_Task goal_. Your task is to repeat the entries underneath exactly, minus the pictures.

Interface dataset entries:

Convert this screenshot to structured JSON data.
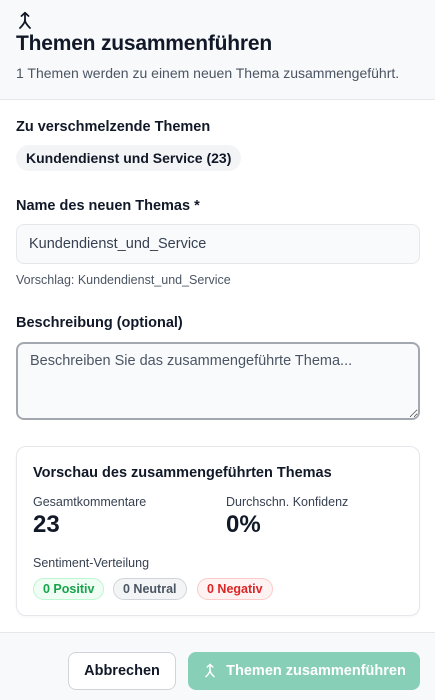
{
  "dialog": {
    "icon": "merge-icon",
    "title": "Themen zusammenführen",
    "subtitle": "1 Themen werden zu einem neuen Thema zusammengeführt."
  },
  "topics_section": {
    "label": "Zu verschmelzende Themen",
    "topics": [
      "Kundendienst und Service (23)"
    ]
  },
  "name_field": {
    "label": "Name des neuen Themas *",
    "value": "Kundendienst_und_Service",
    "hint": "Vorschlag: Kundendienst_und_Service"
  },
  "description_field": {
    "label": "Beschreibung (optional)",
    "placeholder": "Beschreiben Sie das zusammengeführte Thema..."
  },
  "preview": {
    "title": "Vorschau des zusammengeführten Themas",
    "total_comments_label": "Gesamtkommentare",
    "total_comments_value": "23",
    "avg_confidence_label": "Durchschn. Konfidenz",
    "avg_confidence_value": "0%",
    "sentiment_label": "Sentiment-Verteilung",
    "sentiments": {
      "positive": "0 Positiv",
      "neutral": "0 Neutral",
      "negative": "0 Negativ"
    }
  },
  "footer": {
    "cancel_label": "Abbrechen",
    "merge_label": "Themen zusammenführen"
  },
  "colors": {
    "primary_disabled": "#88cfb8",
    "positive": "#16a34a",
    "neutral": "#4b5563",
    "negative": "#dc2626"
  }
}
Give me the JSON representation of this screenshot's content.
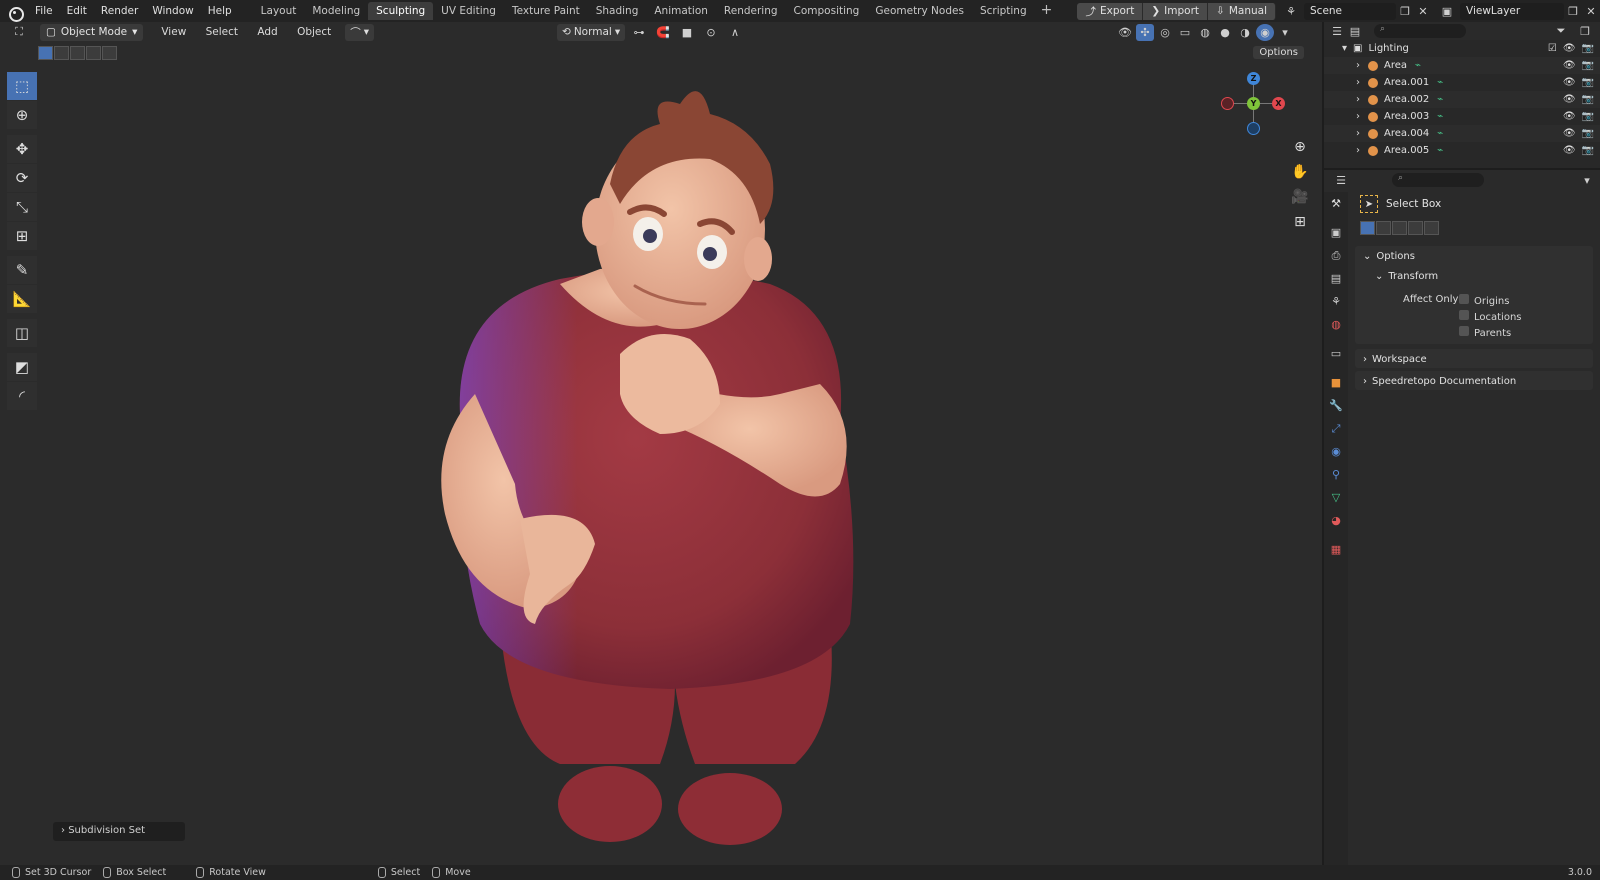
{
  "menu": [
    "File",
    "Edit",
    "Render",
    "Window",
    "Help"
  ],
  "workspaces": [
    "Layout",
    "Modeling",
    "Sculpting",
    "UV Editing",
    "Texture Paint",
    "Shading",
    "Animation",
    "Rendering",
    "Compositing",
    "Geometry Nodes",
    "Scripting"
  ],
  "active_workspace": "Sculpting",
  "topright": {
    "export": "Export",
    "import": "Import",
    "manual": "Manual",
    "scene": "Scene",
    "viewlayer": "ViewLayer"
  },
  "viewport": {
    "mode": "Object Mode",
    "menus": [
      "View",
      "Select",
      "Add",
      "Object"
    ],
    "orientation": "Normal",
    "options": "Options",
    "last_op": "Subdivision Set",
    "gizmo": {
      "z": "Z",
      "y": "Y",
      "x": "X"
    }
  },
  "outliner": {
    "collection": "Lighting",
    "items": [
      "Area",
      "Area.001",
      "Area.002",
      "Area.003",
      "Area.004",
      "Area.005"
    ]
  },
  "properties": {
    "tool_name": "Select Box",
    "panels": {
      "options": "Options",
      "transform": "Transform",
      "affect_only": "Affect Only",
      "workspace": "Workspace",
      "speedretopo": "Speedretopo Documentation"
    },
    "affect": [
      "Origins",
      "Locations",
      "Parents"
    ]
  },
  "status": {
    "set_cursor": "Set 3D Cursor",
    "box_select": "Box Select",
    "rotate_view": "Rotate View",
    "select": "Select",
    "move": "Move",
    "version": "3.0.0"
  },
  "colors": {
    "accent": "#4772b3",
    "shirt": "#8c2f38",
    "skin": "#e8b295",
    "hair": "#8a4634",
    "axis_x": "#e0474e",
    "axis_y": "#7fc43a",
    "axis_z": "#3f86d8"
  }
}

_Exercise solution_.
Convert this screenshot to structured JSON data.
{
  "dialog": {
    "icon": "merge-icon",
    "title": "Themen zusammenführen",
    "subtitle": "1 Themen werden zu einem neuen Thema zusammengeführt."
  },
  "topics_section": {
    "label": "Zu verschmelzende Themen",
    "topics": [
      "Kundendienst und Service (23)"
    ]
  },
  "name_field": {
    "label": "Name des neuen Themas *",
    "value": "Kundendienst_und_Service",
    "hint": "Vorschlag: Kundendienst_und_Service"
  },
  "description_field": {
    "label": "Beschreibung (optional)",
    "placeholder": "Beschreiben Sie das zusammengeführte Thema..."
  },
  "preview": {
    "title": "Vorschau des zusammengeführten Themas",
    "total_comments_label": "Gesamtkommentare",
    "total_comments_value": "23",
    "avg_confidence_label": "Durchschn. Konfidenz",
    "avg_confidence_value": "0%",
    "sentiment_label": "Sentiment-Verteilung",
    "sentiments": {
      "positive": "0 Positiv",
      "neutral": "0 Neutral",
      "negative": "0 Negativ"
    }
  },
  "footer": {
    "cancel_label": "Abbrechen",
    "merge_label": "Themen zusammenführen"
  },
  "colors": {
    "primary_disabled": "#88cfb8",
    "positive": "#16a34a",
    "neutral": "#4b5563",
    "negative": "#dc2626"
  }
}
Give me the JSON representation of this screenshot's content.
{
  "menu": [
    "File",
    "Edit",
    "Render",
    "Window",
    "Help"
  ],
  "workspaces": [
    "Layout",
    "Modeling",
    "Sculpting",
    "UV Editing",
    "Texture Paint",
    "Shading",
    "Animation",
    "Rendering",
    "Compositing",
    "Geometry Nodes",
    "Scripting"
  ],
  "active_workspace": "Sculpting",
  "topright": {
    "export": "Export",
    "import": "Import",
    "manual": "Manual",
    "scene": "Scene",
    "viewlayer": "ViewLayer"
  },
  "viewport": {
    "mode": "Object Mode",
    "menus": [
      "View",
      "Select",
      "Add",
      "Object"
    ],
    "orientation": "Normal",
    "options": "Options",
    "last_op": "Subdivision Set",
    "gizmo": {
      "z": "Z",
      "y": "Y",
      "x": "X"
    }
  },
  "outliner": {
    "collection": "Lighting",
    "items": [
      "Area",
      "Area.001",
      "Area.002",
      "Area.003",
      "Area.004",
      "Area.005"
    ]
  },
  "properties": {
    "tool_name": "Select Box",
    "panels": {
      "options": "Options",
      "transform": "Transform",
      "affect_only": "Affect Only",
      "workspace": "Workspace",
      "speedretopo": "Speedretopo Documentation"
    },
    "affect": [
      "Origins",
      "Locations",
      "Parents"
    ]
  },
  "status": {
    "set_cursor": "Set 3D Cursor",
    "box_select": "Box Select",
    "rotate_view": "Rotate View",
    "select": "Select",
    "move": "Move",
    "version": "3.0.0"
  },
  "colors": {
    "accent": "#4772b3",
    "shirt": "#8c2f38",
    "skin": "#e8b295",
    "hair": "#8a4634",
    "axis_x": "#e0474e",
    "axis_y": "#7fc43a",
    "axis_z": "#3f86d8"
  }
}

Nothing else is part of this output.